You could make the argument that it takes an incredible amount of hubris to release, after 14 years, a sequel to what is generally considered to be your finest album ever, an album that turned the metal world on its head. It would be a fool’s errand to try to recapture that kind of magic, right?
Well, you would be right, and fortunately, Between The Buried And Me know this as well. As such, calling this album Colors II is not an attempt to once again redefine the boundaries of progressive metal, but instead an attempt to redefine the boundaries of the band itself. There are certainly thematic links between the two albums, with a handful of lyrics directly referencing songs on Colors, but otherwise the main similarity between them is that each song flows into the next.
There’s a lot on Colors II that feels familiar within BTBAM‘s now-established sound, but there are also plenty of new and interesting elements sprinkled throughout the album’s runtime, from the incredible folk interlude on ‘Never Seen / Future Shock’ to the guest drum solos on ‘Fix The Error’ to the skronky Rush-meets-Prince retro bits on ‘The Future Is Behind Us’. There’s also a lot of lyrics that feel influenced by the ongoing Covid pandemic, and some of these hit me pretty hard.
The best example of this is on the song ‘Revolution In Limbo’, with the following lyrics that pop up multiple times throughout the track:
“Over and over
Day in day out
We didn’t live
We only existed”
This song entered my life at a difficult time at my job. We were severely understaffed and morale was at an-all time low, and as a result I was working at least 4 hours of overtime 3 out of every 4 days. Needless to say, these lyrics hit me like a brick, and there were more than a few days I found myself singing along at the top of my lungs to this song on my way to or from work. It made an impact on me.

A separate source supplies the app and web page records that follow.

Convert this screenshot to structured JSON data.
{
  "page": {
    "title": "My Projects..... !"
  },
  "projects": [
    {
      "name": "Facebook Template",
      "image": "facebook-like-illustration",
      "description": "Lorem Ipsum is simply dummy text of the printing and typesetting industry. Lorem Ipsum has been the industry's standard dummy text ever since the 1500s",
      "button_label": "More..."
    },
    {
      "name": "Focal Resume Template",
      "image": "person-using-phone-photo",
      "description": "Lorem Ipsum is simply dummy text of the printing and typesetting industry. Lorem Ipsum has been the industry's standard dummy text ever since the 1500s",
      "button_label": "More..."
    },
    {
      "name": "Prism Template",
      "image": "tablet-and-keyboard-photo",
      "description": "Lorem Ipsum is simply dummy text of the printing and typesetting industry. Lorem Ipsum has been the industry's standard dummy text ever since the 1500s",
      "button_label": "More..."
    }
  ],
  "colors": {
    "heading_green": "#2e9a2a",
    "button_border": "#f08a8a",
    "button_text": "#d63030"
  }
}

So, Colors II doesn’t exactly replicate everything that made the first Colors special, but then again, that was never the point of this album to begin with. For me, this album is special in its own way, and I’ll never forget the way that it helped propel me through a difficult time.
1: Thy Catafalque – Vadak
Sometimes, you just know.
You’ll hear an album for the first time, and you immediately realize that it’s going to be the best thing you hear all year. Sometimes, you’re wrong. But sometimes, you’re absolutely right.
I think you see what I’m getting at here. The first time I heard Vadak, I was transfixed, mesmerized, entranced. I listened to it many, many times, and wrote a review about it, and to be honest, everything that I said in that review is still as accurate now as it was the day I wrote it, so I’m going to be lazy and quote myself as a means of explaining why this is my album of the year.
“I think that this album truly crystallized for me a thought that I’d been subconsciously working my way toward for the last several years and Thy Catafalque releases. Tamás Kátai has achieved mastery over his musical style, complete and utter mastery, and as a result he can do just about anything and make it sound very distinctively like his work. I’m convinced at this point that he could create a song based heavily on slide whistles, ukeleles, and fart noises, and I would hear it and know that it was his work. It’s a rarity in a constantly-changing music industry that grinds up and spits out artists at an incredible rate, for an artist to have that combination of talent, career longevity, and creative freedom necessary to achieve this level of mastery.”
I said then that this was my favorite Thy Catafalque album since Róka Hasa Rádió, my first exposure to the band, and I still feel that way now. This is a beautiful, brilliant album, and it fully deserves the number one spot on this list.
If you’re still reading at this point, then thanks for sticking with me. Take care of yourselves, and take care of others. Hopefully 2022 is a better year than 2021.